Traffic can be sent by the regulator as long as there are tokens in the bucket.

If the bucket is empty, a packet must wait until a number of tokens equal to the packets size are added to the bucket before it can be sent.

7

How many bits in a Byte?

8 bits = 1 Byte

8

Traffic Shaping Equation:

Beta = (Burst Rate - rho(average rate)) * T

Rate < B + T * P

9

Composite Shaper

Combines token bucket shaper with leaky bucket shaper.

Combination of token bucket shaper with leaky bucket shaper allows for good policing.

10

Policing

If a flow exceeds its rate, excess packets are given lower priority. If network is heavily loaded or congested.

Routers marking packets with lower priority on flows that exceed its rate.

11

Power Boost

Traffic shaping mechanism that allows a subscriber to send at a higher rate for a brief time

Targets Spare Capacity for users who do not put a sustained load on the network

12

Buffer Bloat

Buffer will start filling up with more packets if sender sends at faster rate because Buffer will only be able to drain at the previous constant rate.

13

Passive Measurement

Packets, Flow Statistics, etc are collected on traffic that is already being sent on the network.

Ex. Packet Traces, Flow Stats, or Application Level Logs

14

Active Measurement

Additional traffic is injected into the network to measure various characteristics of the network.

15

Simple Network Management Protocol

Internet-standard protocol for collecting and organizing information about managed devices on IP networks and for modifying that information to change device behavior

Packet and Byte Counters provided by protocol can be used to perform passive network traffic management.

16

Two Types of Passive Measurement

Packet Monitoring: Monitors can see full packet contents or headers

Flow Monitoring: Monitor may see specific stats about individual flows in the network.

17

Packet Monitoring:

A monitor might see full packet contents, or at least packet headers, that traverse a particular link

Common methods include TCPDump, Ethereal, Wireshark.

Packet Monitoring provides lots of detail, but has fairly high overhead.

18

Flow Monitoring

A monitor records stats per flow.

A flow consists of packets that share a common:
src & dst IP
src & dst Port
Protocol Type
TOS (Type of Service) Byte
Interface on which packets arrived

Flow monitor can then record stats for a flow that is defined by the group of packets that share these features.

Much less overhead than packet monitoring.
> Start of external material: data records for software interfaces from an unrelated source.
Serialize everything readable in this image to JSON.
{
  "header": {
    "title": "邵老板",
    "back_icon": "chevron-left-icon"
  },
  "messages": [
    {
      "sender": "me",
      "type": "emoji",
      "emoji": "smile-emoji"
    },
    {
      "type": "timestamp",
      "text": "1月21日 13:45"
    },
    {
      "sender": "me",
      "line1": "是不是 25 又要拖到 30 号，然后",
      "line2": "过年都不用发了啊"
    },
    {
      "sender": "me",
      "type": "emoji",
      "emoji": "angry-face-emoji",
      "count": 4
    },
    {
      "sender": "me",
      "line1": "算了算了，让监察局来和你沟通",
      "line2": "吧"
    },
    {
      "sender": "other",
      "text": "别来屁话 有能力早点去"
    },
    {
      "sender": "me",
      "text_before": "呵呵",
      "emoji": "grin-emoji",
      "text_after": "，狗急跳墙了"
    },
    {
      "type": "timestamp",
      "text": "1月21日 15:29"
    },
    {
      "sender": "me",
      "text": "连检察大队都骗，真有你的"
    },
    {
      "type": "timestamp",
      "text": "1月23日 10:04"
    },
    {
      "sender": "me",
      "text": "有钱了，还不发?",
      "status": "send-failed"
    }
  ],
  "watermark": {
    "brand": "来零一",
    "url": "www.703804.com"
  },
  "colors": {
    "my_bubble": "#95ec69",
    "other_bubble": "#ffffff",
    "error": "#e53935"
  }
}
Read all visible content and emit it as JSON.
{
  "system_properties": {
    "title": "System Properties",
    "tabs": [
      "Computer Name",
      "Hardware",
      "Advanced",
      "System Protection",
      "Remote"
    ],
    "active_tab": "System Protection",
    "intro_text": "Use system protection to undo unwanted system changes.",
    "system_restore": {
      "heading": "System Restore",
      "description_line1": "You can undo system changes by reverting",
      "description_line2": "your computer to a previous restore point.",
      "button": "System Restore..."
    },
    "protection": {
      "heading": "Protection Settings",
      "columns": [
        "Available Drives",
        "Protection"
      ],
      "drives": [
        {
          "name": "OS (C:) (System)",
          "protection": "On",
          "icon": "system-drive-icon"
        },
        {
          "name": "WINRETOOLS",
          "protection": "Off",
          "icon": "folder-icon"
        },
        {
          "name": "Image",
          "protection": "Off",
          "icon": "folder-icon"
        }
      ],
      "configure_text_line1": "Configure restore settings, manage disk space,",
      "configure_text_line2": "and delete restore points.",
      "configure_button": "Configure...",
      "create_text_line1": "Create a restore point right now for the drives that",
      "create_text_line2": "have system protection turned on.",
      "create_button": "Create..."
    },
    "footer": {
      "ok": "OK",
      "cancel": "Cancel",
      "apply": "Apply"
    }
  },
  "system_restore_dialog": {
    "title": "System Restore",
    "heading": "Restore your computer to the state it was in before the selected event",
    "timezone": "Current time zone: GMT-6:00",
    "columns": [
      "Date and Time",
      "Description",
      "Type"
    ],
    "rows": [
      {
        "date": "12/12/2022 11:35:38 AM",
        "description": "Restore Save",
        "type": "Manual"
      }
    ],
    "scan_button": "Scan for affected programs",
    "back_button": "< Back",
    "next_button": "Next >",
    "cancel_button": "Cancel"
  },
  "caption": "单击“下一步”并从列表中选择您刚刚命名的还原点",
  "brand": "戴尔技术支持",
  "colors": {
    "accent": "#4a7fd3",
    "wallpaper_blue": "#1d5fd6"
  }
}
Much more coarse than packet monitoring.

19

Sampling

Builds flow stats based only on samples of packets. Used to reduce monitoring overhead.

20

Read about the following two Active Queue Management (AQM) techniques: Random Early Detection (RED) and CoDel . Although they vary in specifics, these two algorithms share a common basic approach to solving the buffer bloat problem. Explain what that approach is and why it works.

Their approach is to drop packets even when their buffers are not full

RED determines whether to drop a packet statistically based off how close to full the buffer is, whereas CoDel calculates the queuing delay of packets that it forwards and drops packets if the queuing delay is too long.

21

If you want to find out if a remote host (i.e., not your server) is currently under a DoS attack, would you use active or passive measurement? Explain why.

Active measurements, such as ping, are required here. Only the server's owner or ISP would be able to use passive measurements, since they control the machines over which the server's traffic is handled. Excessive ping delays to the server are a sign of congestion on the server's link. (It's hard to be sure that it's due to a DoS attack without additional context, but it's a sign that something is wrong...)

22

If you want to compute the traffic intensity, I=La/R, on a router interface (i.e., the ratio between arrival rate and forwarding rate), would you use Counters, Flow Monitoring, or Packet Monitoring? Explain why.

The sending rate is a known quantity (it's just the maximum rate of that device's interface). The average length of packets and the average arrival rate of the packets can be determined from simple counters. (We do not need to inspect the packet contents, so packet monitoring is unnecessary. Since we are only concerned with all packets on a particular interface and do not care about which flow each packet belongs to, flow monitoring is also unnecessary.